Page 68 - ... (1) the purpose and character of the use, including whether such use is of a commercial nature or is for nonprofit educational purposes; (2) the nature of the copyrighted work; (3) the amount and substantiality of the portion used in relation to the copyrighted work as a whole; (4) the effect of the use upon the potential market for or value of the copyrighted work.
Page 35 - computer program" is a set of statements or instructions to be used directly or indirectly in a computer in order to bring about a certain result.
Page 3 - Thou shalt think about the social consequences of the program you are writing or the system you are designing.
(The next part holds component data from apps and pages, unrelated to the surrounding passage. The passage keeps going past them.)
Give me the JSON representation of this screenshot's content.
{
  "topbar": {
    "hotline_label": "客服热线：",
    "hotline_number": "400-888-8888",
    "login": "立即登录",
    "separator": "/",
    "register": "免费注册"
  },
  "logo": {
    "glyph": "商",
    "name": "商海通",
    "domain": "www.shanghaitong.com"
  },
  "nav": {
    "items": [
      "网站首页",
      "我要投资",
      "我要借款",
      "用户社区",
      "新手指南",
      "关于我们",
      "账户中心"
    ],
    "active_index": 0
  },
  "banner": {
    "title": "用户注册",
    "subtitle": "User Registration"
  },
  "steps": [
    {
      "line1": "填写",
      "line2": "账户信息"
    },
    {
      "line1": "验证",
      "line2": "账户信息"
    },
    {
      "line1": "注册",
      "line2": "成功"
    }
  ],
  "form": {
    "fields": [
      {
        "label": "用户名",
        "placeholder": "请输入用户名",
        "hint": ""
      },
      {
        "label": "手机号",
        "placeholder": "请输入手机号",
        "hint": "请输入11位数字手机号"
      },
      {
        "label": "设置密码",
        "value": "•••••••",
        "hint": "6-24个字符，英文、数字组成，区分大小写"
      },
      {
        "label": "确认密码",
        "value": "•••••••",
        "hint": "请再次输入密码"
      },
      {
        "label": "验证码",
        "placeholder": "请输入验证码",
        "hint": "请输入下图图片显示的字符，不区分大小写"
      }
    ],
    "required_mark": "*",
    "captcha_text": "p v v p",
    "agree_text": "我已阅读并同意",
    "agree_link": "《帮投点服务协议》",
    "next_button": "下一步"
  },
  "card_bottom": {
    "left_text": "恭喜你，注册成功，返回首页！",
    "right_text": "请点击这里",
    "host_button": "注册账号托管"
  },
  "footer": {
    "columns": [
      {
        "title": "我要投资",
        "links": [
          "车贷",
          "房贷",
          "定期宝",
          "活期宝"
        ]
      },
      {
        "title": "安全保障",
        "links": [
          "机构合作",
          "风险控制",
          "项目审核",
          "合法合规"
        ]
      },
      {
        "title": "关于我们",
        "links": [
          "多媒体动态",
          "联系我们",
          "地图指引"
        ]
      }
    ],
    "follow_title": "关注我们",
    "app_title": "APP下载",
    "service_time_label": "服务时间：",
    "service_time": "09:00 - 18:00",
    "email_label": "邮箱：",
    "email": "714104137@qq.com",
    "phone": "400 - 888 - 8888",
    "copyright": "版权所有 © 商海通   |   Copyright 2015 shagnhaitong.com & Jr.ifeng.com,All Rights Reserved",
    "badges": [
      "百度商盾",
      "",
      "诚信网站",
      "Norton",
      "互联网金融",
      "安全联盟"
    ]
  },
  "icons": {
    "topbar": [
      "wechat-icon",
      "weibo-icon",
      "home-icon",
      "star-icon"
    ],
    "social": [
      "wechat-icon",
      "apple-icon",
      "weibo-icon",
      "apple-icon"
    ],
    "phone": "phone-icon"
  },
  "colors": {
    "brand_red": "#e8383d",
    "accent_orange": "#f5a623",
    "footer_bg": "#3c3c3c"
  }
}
Page 39 - service mark" means any word, name, symbol, or device, or any combination thereof (1) used by a person, or (2) which a person has a bona fide intention to use in commerce and applies to register on the principal register established by this...
Page 20 - Thou Shalt Not Use a Computer to Harm Other People. 2. Thou Shalt Not Interfere with Other People's Computer Work. 3. Thou Shalt Not Snoop around in Other People's Computer Files.
Page 60 - ... literary, musical, dramatic, and choreographic works, pantomimes, and motion pictures and other audiovisual works, to perform the copyrighted work publicly; and (5) in the case of literary, musical, dramatic, and choreographic works, pantomimes, and pictorial, graphic, or sculptural works, including the individual images of a motion picture or other audiovisual work, to display the copyrighted work publicly.